++++ EXTRACTED RECORDS ++++

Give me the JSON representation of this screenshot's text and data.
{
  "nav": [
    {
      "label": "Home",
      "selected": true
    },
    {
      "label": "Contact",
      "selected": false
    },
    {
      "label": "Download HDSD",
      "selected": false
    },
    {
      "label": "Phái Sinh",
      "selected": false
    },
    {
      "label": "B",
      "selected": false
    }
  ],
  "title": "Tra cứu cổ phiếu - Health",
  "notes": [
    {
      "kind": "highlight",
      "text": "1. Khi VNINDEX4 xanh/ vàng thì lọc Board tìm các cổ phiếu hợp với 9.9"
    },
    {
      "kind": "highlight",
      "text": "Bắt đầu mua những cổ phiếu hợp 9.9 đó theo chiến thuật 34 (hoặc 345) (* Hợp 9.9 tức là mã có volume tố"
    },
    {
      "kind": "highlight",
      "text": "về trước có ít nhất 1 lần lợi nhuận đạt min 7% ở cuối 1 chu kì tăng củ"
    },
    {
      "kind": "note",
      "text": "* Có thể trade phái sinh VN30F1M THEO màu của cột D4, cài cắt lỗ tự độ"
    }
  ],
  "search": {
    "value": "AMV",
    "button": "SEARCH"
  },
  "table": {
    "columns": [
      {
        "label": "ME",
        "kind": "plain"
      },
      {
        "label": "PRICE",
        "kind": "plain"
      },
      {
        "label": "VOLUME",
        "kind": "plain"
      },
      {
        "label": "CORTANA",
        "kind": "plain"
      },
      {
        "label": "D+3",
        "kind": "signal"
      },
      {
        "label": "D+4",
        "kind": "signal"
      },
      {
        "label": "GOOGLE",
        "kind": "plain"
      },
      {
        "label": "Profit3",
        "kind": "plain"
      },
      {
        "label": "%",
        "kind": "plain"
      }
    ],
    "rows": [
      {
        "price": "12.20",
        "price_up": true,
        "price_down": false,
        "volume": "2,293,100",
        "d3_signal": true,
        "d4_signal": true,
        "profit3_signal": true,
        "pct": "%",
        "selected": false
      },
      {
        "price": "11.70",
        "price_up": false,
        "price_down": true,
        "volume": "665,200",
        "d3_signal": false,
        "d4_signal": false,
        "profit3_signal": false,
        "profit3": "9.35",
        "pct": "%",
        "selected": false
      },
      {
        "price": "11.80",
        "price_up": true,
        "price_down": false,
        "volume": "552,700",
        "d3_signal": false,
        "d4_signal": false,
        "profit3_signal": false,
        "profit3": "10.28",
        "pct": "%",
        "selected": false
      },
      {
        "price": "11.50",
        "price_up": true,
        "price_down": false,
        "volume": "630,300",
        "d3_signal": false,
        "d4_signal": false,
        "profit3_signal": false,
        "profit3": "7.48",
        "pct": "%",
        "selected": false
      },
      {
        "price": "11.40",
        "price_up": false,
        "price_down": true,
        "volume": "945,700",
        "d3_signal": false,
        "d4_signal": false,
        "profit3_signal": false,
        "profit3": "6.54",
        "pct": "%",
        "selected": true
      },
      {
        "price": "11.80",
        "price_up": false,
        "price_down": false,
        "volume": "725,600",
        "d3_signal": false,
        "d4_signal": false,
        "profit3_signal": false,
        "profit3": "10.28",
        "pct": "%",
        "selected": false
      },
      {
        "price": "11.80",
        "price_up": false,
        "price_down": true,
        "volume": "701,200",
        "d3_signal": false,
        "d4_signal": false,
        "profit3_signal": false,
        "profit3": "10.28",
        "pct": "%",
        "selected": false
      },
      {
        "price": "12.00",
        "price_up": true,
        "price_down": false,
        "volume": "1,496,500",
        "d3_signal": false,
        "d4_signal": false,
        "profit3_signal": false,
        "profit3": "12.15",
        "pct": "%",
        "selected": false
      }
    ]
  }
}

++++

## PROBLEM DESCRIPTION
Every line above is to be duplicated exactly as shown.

## RESULT OF THIS TASK
Give me the JSON representation of this screenshot's text and data.
{
  "nav": [
    {
      "label": "Home",
      "selected": true
    },
    {
      "label": "Contact",
      "selected": false
    },
    {
      "label": "Download HDSD",
      "selected": false
    },
    {
      "label": "Phái Sinh",
      "selected": false
    },
    {
      "label": "B",
      "selected": false
    }
  ],
  "title": "Tra cứu cổ phiếu - Health",
  "notes": [
    {
      "kind": "highlight",
      "text": "1. Khi VNINDEX4 xanh/ vàng thì lọc Board tìm các cổ phiếu hợp với 9.9"
    },
    {
      "kind": "highlight",
      "text": "Bắt đầu mua những cổ phiếu hợp 9.9 đó theo chiến thuật 34 (hoặc 345) (* Hợp 9.9 tức là mã có volume tố"
    },
    {
      "kind": "highlight",
      "text": "về trước có ít nhất 1 lần lợi nhuận đạt min 7% ở cuối 1 chu kì tăng củ"
    },
    {
      "kind": "note",
      "text": "* Có thể trade phái sinh VN30F1M THEO màu của cột D4, cài cắt lỗ tự độ"
    }
  ],
  "search": {
    "value": "AMV",
    "button": "SEARCH"
  },
  "table": {
    "columns": [
      {
        "label": "ME",
        "kind": "plain"
      },
      {
        "label": "PRICE",
        "kind": "plain"
      },
      {
        "label": "VOLUME",
        "kind": "plain"
      },
      {
        "label": "CORTANA",
        "kind": "plain"
      },
      {
        "label": "D+3",
        "kind": "signal"
      },
      {
        "label": "D+4",
        "kind": "signal"
      },
      {
        "label": "GOOGLE",
        "kind": "plain"
      },
      {
        "label": "Profit3",
        "kind": "plain"
      },
      {
        "label": "%",
        "kind": "plain"
      }
    ],
    "rows": [
      {
        "price": "12.20",
        "price_up": true,
        "price_down": false,
        "volume": "2,293,100",
        "d3_signal": true,
        "d4_signal": true,
        "profit3_signal": true,
        "pct": "%",
        "selected": false
      },
      {
        "price": "11.70",
        "price_up": false,
        "price_down": true,
        "volume": "665,200",
        "d3_signal": false,
        "d4_signal": false,
        "profit3_signal": false,
        "profit3": "9.35",
        "pct": "%",
        "selected": false
      },
      {
        "price": "11.80",
        "price_up": true,
        "price_down": false,
        "volume": "552,700",
        "d3_signal": false,
        "d4_signal": false,
        "profit3_signal": false,
        "profit3": "10.28",
        "pct": "%",
        "selected": false
      },
      {
        "price": "11.50",
        "price_up": true,
        "price_down": false,
        "volume": "630,300",
        "d3_signal": false,
        "d4_signal": false,
        "profit3_signal": false,
        "profit3": "7.48",
        "pct": "%",
        "selected": false
      },
      {
        "price": "11.40",
        "price_up": false,
        "price_down": true,
        "volume": "945,700",
        "d3_signal": false,
        "d4_signal": false,
        "profit3_signal": false,
        "profit3": "6.54",
        "pct": "%",
        "selected": true
      },
      {
        "price": "11.80",
        "price_up": false,
        "price_down": false,
        "volume": "725,600",
        "d3_signal": false,
        "d4_signal": false,
        "profit3_signal": false,
        "profit3": "10.28",
        "pct": "%",
        "selected": false
      },
      {
        "price": "11.80",
        "price_up": false,
        "price_down": true,
        "volume": "701,200",
        "d3_signal": false,
        "d4_signal": false,
        "profit3_signal": false,
        "profit3": "10.28",
        "pct": "%",
        "selected": false
      },
      {
        "price": "12.00",
        "price_up": true,
        "price_down": false,
        "volume": "1,496,500",
        "d3_signal": false,
        "d4_signal": false,
        "profit3_signal": false,
        "profit3": "12.15",
        "pct": "%",
        "selected": false
      }
    ]
  }
}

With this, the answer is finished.